(Data for the task Opens)

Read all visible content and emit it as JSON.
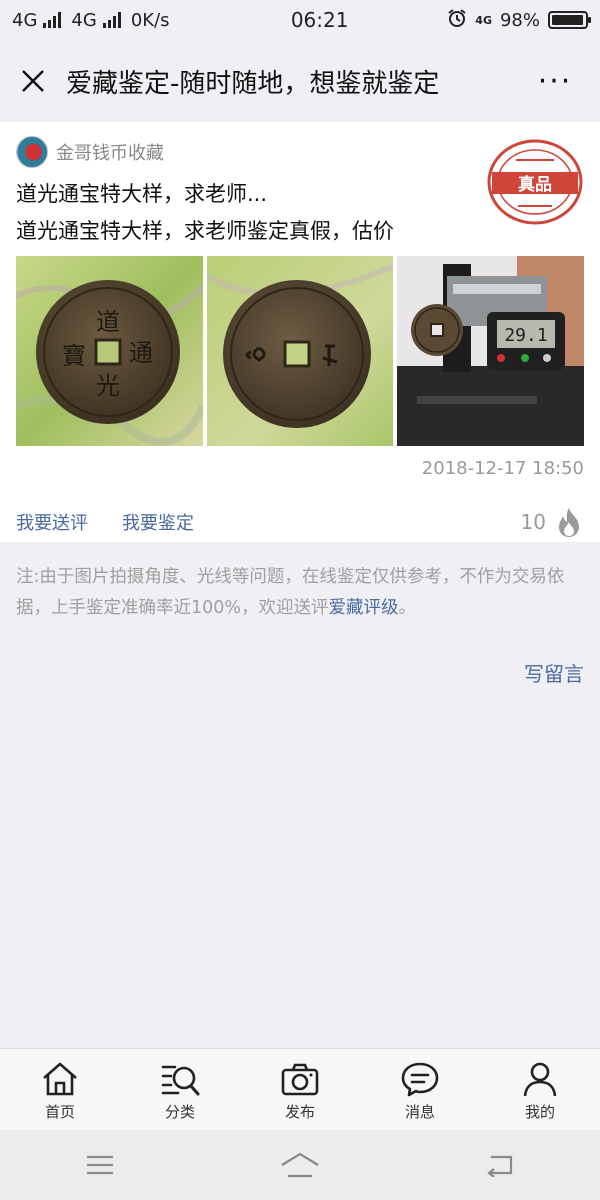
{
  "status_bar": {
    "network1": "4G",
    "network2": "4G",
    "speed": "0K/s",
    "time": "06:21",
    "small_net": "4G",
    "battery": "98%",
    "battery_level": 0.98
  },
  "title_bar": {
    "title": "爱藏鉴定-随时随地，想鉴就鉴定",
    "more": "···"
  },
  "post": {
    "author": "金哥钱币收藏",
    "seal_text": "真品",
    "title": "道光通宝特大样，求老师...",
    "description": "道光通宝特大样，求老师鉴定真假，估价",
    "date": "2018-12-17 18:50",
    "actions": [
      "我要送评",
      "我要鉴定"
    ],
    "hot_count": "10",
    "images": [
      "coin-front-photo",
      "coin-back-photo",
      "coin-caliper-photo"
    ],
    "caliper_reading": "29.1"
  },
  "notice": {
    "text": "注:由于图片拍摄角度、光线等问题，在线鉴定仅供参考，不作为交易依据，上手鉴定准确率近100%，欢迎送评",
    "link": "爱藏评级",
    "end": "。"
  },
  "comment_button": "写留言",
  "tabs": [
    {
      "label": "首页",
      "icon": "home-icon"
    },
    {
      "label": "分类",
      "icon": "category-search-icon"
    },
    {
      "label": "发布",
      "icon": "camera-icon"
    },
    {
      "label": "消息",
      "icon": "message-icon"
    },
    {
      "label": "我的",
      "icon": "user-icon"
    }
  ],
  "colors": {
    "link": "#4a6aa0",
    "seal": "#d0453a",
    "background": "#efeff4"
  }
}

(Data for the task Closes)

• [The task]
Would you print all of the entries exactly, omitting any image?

• [Exercise response]
Read all visible content and emit it as JSON.
{
  "status_bar": {
    "network1": "4G",
    "network2": "4G",
    "speed": "0K/s",
    "time": "06:21",
    "small_net": "4G",
    "battery": "98%",
    "battery_level": 0.98
  },
  "title_bar": {
    "title": "爱藏鉴定-随时随地，想鉴就鉴定",
    "more": "···"
  },
  "post": {
    "author": "金哥钱币收藏",
    "seal_text": "真品",
    "title": "道光通宝特大样，求老师...",
    "description": "道光通宝特大样，求老师鉴定真假，估价",
    "date": "2018-12-17 18:50",
    "actions": [
      "我要送评",
      "我要鉴定"
    ],
    "hot_count": "10",
    "images": [
      "coin-front-photo",
      "coin-back-photo",
      "coin-caliper-photo"
    ],
    "caliper_reading": "29.1"
  },
  "notice": {
    "text": "注:由于图片拍摄角度、光线等问题，在线鉴定仅供参考，不作为交易依据，上手鉴定准确率近100%，欢迎送评",
    "link": "爱藏评级",
    "end": "。"
  },
  "comment_button": "写留言",
  "tabs": [
    {
      "label": "首页",
      "icon": "home-icon"
    },
    {
      "label": "分类",
      "icon": "category-search-icon"
    },
    {
      "label": "发布",
      "icon": "camera-icon"
    },
    {
      "label": "消息",
      "icon": "message-icon"
    },
    {
      "label": "我的",
      "icon": "user-icon"
    }
  ],
  "colors": {
    "link": "#4a6aa0",
    "seal": "#d0453a",
    "background": "#efeff4"
  }
}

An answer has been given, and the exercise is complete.